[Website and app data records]
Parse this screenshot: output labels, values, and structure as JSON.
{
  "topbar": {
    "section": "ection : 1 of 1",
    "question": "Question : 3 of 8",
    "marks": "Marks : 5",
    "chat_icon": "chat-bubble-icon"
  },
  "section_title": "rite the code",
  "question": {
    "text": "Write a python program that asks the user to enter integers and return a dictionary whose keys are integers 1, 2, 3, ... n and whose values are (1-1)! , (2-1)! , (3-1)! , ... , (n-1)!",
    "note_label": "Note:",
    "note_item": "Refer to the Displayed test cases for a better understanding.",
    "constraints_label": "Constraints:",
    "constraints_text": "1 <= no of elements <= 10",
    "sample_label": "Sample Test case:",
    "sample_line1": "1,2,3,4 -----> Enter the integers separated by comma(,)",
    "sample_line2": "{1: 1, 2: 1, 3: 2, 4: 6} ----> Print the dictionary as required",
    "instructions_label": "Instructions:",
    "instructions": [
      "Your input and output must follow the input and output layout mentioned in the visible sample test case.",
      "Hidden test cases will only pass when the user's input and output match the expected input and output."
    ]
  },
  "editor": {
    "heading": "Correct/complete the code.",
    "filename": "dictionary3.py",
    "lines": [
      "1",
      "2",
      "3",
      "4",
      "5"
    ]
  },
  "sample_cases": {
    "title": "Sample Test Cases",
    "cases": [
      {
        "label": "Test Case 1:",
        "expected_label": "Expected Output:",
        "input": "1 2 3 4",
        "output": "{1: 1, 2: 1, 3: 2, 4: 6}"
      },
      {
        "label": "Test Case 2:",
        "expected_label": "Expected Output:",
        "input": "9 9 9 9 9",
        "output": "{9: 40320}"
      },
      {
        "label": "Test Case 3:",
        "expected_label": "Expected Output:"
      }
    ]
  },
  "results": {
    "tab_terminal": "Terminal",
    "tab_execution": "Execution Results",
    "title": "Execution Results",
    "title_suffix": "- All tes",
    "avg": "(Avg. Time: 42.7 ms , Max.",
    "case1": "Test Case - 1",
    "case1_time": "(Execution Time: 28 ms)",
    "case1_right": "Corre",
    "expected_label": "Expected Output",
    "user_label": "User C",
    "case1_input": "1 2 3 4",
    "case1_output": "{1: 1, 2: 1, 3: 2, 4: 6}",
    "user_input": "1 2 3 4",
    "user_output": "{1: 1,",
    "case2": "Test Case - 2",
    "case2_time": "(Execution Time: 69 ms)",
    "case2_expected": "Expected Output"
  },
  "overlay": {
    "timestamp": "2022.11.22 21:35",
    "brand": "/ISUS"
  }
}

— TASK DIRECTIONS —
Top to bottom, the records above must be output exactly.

— TASK RESPONSE —
Parse this screenshot: output labels, values, and structure as JSON.
{
  "topbar": {
    "section": "ection : 1 of 1",
    "question": "Question : 3 of 8",
    "marks": "Marks : 5",
    "chat_icon": "chat-bubble-icon"
  },
  "section_title": "rite the code",
  "question": {
    "text": "Write a python program that asks the user to enter integers and return a dictionary whose keys are integers 1, 2, 3, ... n and whose values are (1-1)! , (2-1)! , (3-1)! , ... , (n-1)!",
    "note_label": "Note:",
    "note_item": "Refer to the Displayed test cases for a better understanding.",
    "constraints_label": "Constraints:",
    "constraints_text": "1 <= no of elements <= 10",
    "sample_label": "Sample Test case:",
    "sample_line1": "1,2,3,4 -----> Enter the integers separated by comma(,)",
    "sample_line2": "{1: 1, 2: 1, 3: 2, 4: 6} ----> Print the dictionary as required",
    "instructions_label": "Instructions:",
    "instructions": [
      "Your input and output must follow the input and output layout mentioned in the visible sample test case.",
      "Hidden test cases will only pass when the user's input and output match the expected input and output."
    ]
  },
  "editor": {
    "heading": "Correct/complete the code.",
    "filename": "dictionary3.py",
    "lines": [
      "1",
      "2",
      "3",
      "4",
      "5"
    ]
  },
  "sample_cases": {
    "title": "Sample Test Cases",
    "cases": [
      {
        "label": "Test Case 1:",
        "expected_label": "Expected Output:",
        "input": "1 2 3 4",
        "output": "{1: 1, 2: 1, 3: 2, 4: 6}"
      },
      {
        "label": "Test Case 2:",
        "expected_label": "Expected Output:",
        "input": "9 9 9 9 9",
        "output": "{9: 40320}"
      },
      {
        "label": "Test Case 3:",
        "expected_label": "Expected Output:"
      }
    ]
  },
  "results": {
    "tab_terminal": "Terminal",
    "tab_execution": "Execution Results",
    "title": "Execution Results",
    "title_suffix": "- All tes",
    "avg": "(Avg. Time: 42.7 ms , Max.",
    "case1": "Test Case - 1",
    "case1_time": "(Execution Time: 28 ms)",
    "case1_right": "Corre",
    "expected_label": "Expected Output",
    "user_label": "User C",
    "case1_input": "1 2 3 4",
    "case1_output": "{1: 1, 2: 1, 3: 2, 4: 6}",
    "user_input": "1 2 3 4",
    "user_output": "{1: 1,",
    "case2": "Test Case - 2",
    "case2_time": "(Execution Time: 69 ms)",
    "case2_expected": "Expected Output"
  },
  "overlay": {
    "timestamp": "2022.11.22 21:35",
    "brand": "/ISUS"
  }
}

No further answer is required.